The Drosinosians lingered for more than a year, reduced to selling their services like common neonates, before scrimping together enough to attempt a new start in the city of Thessalonica. They departed Constantinople in the spring of 1208, and Stephen has remained in his new home ever since, slowly rebuilding his fortune and his status in the new political reality of that city. Xenos did not fare so well, and he returned to the much reduced and insecure Raidestos in 1210, there to continue a relatively hardscrabble existence as he seeks to return his home of centuries to a measure of comfort and prosperity.

Embrace: In 1203, Stephen claimed to be “more or less” an elder in his own right. This meant that he had been undead for three centuries, making his Becoming in the early years of the 10th century

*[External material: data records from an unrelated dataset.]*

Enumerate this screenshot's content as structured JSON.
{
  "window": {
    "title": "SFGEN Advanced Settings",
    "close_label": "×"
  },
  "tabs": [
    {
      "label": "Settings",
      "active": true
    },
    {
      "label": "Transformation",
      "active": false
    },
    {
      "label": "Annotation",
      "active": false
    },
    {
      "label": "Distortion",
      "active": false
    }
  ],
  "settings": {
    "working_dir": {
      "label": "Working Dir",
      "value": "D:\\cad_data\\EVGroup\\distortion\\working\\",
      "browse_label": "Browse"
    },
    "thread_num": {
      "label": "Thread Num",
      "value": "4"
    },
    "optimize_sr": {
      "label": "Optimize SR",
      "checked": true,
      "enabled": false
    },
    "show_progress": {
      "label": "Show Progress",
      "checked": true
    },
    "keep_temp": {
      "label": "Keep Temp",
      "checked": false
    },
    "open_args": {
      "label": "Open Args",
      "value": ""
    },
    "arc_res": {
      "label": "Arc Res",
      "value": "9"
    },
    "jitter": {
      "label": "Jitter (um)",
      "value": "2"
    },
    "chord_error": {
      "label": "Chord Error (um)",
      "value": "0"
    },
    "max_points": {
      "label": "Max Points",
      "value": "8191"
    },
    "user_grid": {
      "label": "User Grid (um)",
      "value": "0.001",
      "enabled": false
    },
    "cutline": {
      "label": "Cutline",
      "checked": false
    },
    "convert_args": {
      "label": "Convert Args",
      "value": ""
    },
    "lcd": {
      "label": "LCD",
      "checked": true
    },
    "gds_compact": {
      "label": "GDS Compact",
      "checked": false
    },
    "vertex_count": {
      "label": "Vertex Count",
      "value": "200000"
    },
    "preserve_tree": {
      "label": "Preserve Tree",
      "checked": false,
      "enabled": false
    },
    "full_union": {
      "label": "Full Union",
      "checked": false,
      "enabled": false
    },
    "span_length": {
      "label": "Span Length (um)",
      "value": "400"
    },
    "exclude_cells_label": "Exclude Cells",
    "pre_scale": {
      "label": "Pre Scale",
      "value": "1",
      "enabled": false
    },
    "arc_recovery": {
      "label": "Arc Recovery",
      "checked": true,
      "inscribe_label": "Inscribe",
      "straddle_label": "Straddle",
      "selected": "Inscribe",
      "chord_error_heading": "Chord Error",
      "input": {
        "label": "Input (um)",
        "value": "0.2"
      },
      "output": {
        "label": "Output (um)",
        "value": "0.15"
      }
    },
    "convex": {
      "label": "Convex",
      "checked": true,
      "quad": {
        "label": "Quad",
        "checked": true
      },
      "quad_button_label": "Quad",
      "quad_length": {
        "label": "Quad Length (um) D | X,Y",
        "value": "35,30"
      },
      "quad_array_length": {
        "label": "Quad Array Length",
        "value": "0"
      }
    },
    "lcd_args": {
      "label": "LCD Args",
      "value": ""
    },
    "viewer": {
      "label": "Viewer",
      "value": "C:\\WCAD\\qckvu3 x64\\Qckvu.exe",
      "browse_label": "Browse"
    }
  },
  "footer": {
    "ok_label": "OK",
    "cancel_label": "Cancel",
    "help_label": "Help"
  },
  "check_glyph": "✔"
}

Lineage: Stephen is of the 7th generation. He is the childe of Xenos Drosinos, an elder of Raidestos who served as prince of that city in the 10th and 11th centuries, but he now exists in a state of semi-retirement from Cainite society. Xenos in turn is the childe of Endymion, a master sculptor of unearthly skill who served as the Michaelite Muse of Sculpture for most of the 6th, 7th, and 8th centuries before he quit the city due to the interference of his sire in his art. His whereabouts are unknown. Endymion is the childe of Michael (d), the Archangel, late Patriarch of the Dream, who was the childe of Arikel, the Toreador Antediluvian.

Stéphanos Cerularius

The Concord of Ashes Haligaunt